▸ **What to produce**
Set down the data below once more, precisely as it reads.

Items from an interface collection
----------------------------------------
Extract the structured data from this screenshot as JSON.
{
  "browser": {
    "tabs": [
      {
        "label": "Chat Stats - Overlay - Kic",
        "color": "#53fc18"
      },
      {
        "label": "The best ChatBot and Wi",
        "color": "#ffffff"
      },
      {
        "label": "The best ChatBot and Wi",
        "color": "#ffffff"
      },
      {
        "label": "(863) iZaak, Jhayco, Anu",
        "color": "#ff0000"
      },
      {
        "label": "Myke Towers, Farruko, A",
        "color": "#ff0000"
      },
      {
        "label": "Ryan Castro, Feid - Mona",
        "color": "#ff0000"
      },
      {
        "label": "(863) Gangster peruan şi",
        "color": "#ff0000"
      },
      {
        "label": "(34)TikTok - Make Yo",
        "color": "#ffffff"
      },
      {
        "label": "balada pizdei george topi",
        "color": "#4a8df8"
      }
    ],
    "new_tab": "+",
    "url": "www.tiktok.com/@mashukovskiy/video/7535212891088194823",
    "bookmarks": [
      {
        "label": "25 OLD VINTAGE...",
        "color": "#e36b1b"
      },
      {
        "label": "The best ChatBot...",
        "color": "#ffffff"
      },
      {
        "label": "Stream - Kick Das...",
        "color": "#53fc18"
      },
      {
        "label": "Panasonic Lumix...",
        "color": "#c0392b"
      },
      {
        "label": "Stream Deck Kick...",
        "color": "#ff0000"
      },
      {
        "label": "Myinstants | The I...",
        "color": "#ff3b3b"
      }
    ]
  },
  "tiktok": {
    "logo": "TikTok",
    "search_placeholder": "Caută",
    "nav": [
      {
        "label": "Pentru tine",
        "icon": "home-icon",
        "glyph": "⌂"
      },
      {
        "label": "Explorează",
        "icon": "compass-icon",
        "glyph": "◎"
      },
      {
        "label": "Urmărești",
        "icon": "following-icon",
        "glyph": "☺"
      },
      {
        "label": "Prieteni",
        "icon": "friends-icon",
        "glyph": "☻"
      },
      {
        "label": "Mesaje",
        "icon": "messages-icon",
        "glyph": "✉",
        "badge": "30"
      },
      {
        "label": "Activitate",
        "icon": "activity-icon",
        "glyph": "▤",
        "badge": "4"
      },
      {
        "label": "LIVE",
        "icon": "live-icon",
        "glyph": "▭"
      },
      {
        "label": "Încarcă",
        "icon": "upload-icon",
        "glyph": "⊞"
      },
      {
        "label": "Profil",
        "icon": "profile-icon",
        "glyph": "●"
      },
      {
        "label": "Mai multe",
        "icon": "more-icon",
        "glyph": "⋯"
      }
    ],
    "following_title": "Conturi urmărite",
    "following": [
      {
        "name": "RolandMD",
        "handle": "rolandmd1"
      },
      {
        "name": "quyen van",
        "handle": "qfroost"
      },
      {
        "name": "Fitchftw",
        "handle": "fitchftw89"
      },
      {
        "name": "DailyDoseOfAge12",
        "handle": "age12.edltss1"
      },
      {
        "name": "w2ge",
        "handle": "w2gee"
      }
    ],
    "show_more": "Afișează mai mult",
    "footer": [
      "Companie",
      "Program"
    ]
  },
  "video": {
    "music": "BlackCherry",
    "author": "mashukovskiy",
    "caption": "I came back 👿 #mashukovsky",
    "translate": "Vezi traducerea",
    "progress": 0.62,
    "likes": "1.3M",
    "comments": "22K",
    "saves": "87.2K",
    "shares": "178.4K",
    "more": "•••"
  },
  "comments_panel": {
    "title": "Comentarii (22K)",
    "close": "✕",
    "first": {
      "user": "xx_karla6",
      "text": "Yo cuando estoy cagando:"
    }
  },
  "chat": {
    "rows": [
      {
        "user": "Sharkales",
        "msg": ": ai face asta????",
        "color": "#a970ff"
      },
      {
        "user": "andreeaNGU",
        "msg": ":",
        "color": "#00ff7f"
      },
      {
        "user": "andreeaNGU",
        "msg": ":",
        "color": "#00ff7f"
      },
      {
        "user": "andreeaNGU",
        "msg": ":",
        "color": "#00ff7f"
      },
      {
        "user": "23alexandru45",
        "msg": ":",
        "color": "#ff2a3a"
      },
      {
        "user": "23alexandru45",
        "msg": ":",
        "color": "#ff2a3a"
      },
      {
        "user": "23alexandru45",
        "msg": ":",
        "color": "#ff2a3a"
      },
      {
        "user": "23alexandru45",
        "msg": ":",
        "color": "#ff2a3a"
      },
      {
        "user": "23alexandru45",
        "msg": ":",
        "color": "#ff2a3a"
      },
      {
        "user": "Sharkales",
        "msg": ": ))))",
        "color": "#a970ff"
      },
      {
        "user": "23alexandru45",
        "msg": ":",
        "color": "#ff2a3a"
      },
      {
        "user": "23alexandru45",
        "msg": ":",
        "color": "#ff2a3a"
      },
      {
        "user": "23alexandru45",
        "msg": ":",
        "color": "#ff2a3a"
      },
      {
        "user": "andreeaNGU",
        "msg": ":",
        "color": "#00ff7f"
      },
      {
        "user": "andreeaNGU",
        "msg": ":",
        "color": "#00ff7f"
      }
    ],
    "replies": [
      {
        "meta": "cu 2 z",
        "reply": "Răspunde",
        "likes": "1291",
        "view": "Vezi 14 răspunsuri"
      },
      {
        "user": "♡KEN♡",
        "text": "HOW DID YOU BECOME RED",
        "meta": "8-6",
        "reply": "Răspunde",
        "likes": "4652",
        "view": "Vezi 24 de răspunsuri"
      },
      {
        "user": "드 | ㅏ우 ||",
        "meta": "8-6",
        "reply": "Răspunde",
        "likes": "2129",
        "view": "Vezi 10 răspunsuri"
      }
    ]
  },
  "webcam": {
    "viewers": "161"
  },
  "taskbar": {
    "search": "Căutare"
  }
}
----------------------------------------
▸ **Exercise response**
Extract the structured data from this screenshot as JSON.
{
  "browser": {
    "tabs": [
      {
        "label": "Chat Stats - Overlay - Kic",
        "color": "#53fc18"
      },
      {
        "label": "The best ChatBot and Wi",
        "color": "#ffffff"
      },
      {
        "label": "The best ChatBot and Wi",
        "color": "#ffffff"
      },
      {
        "label": "(863) iZaak, Jhayco, Anu",
        "color": "#ff0000"
      },
      {
        "label": "Myke Towers, Farruko, A",
        "color": "#ff0000"
      },
      {
        "label": "Ryan Castro, Feid - Mona",
        "color": "#ff0000"
      },
      {
        "label": "(863) Gangster peruan şi",
        "color": "#ff0000"
      },
      {
        "label": "(34)TikTok - Make Yo",
        "color": "#ffffff"
      },
      {
        "label": "balada pizdei george topi",
        "color": "#4a8df8"
      }
    ],
    "new_tab": "+",
    "url": "www.tiktok.com/@mashukovskiy/video/7535212891088194823",
    "bookmarks": [
      {
        "label": "25 OLD VINTAGE...",
        "color": "#e36b1b"
      },
      {
        "label": "The best ChatBot...",
        "color": "#ffffff"
      },
      {
        "label": "Stream - Kick Das...",
        "color": "#53fc18"
      },
      {
        "label": "Panasonic Lumix...",
        "color": "#c0392b"
      },
      {
        "label": "Stream Deck Kick...",
        "color": "#ff0000"
      },
      {
        "label": "Myinstants | The I...",
        "color": "#ff3b3b"
      }
    ]
  },
  "tiktok": {
    "logo": "TikTok",
    "search_placeholder": "Caută",
    "nav": [
      {
        "label": "Pentru tine",
        "icon": "home-icon",
        "glyph": "⌂"
      },
      {
        "label": "Explorează",
        "icon": "compass-icon",
        "glyph": "◎"
      },
      {
        "label": "Urmărești",
        "icon": "following-icon",
        "glyph": "☺"
      },
      {
        "label": "Prieteni",
        "icon": "friends-icon",
        "glyph": "☻"
      },
      {
        "label": "Mesaje",
        "icon": "messages-icon",
        "glyph": "✉",
        "badge": "30"
      },
      {
        "label": "Activitate",
        "icon": "activity-icon",
        "glyph": "▤",
        "badge": "4"
      },
      {
        "label": "LIVE",
        "icon": "live-icon",
        "glyph": "▭"
      },
      {
        "label": "Încarcă",
        "icon": "upload-icon",
        "glyph": "⊞"
      },
      {
        "label": "Profil",
        "icon": "profile-icon",
        "glyph": "●"
      },
      {
        "label": "Mai multe",
        "icon": "more-icon",
        "glyph": "⋯"
      }
    ],
    "following_title": "Conturi urmărite",
    "following": [
      {
        "name": "RolandMD",
        "handle": "rolandmd1"
      },
      {
        "name": "quyen van",
        "handle": "qfroost"
      },
      {
        "name": "Fitchftw",
        "handle": "fitchftw89"
      },
      {
        "name": "DailyDoseOfAge12",
        "handle": "age12.edltss1"
      },
      {
        "name": "w2ge",
        "handle": "w2gee"
      }
    ],
    "show_more": "Afișează mai mult",
    "footer": [
      "Companie",
      "Program"
    ]
  },
  "video": {
    "music": "BlackCherry",
    "author": "mashukovskiy",
    "caption": "I came back 👿 #mashukovsky",
    "translate": "Vezi traducerea",
    "progress": 0.62,
    "likes": "1.3M",
    "comments": "22K",
    "saves": "87.2K",
    "shares": "178.4K",
    "more": "•••"
  },
  "comments_panel": {
    "title": "Comentarii (22K)",
    "close": "✕",
    "first": {
      "user": "xx_karla6",
      "text": "Yo cuando estoy cagando:"
    }
  },
  "chat": {
    "rows": [
      {
        "user": "Sharkales",
        "msg": ": ai face asta????",
        "color": "#a970ff"
      },
      {
        "user": "andreeaNGU",
        "msg": ":",
        "color": "#00ff7f"
      },
      {
        "user": "andreeaNGU",
        "msg": ":",
        "color": "#00ff7f"
      },
      {
        "user": "andreeaNGU",
        "msg": ":",
        "color": "#00ff7f"
      },
      {
        "user": "23alexandru45",
        "msg": ":",
        "color": "#ff2a3a"
      },
      {
        "user": "23alexandru45",
        "msg": ":",
        "color": "#ff2a3a"
      },
      {
        "user": "23alexandru45",
        "msg": ":",
        "color": "#ff2a3a"
      },
      {
        "user": "23alexandru45",
        "msg": ":",
        "color": "#ff2a3a"
      },
      {
        "user": "23alexandru45",
        "msg": ":",
        "color": "#ff2a3a"
      },
      {
        "user": "Sharkales",
        "msg": ": ))))",
        "color": "#a970ff"
      },
      {
        "user": "23alexandru45",
        "msg": ":",
        "color": "#ff2a3a"
      },
      {
        "user": "23alexandru45",
        "msg": ":",
        "color": "#ff2a3a"
      },
      {
        "user": "23alexandru45",
        "msg": ":",
        "color": "#ff2a3a"
      },
      {
        "user": "andreeaNGU",
        "msg": ":",
        "color": "#00ff7f"
      },
      {
        "user": "andreeaNGU",
        "msg": ":",
        "color": "#00ff7f"
      }
    ],
    "replies": [
      {
        "meta": "cu 2 z",
        "reply": "Răspunde",
        "likes": "1291",
        "view": "Vezi 14 răspunsuri"
      },
      {
        "user": "♡KEN♡",
        "text": "HOW DID YOU BECOME RED",
        "meta": "8-6",
        "reply": "Răspunde",
        "likes": "4652",
        "view": "Vezi 24 de răspunsuri"
      },
      {
        "user": "드 | ㅏ우 ||",
        "meta": "8-6",
        "reply": "Răspunde",
        "likes": "2129",
        "view": "Vezi 10 răspunsuri"
      }
    ]
  },
  "webcam": {
    "viewers": "161"
  },
  "taskbar": {
    "search": "Căutare"
  }
}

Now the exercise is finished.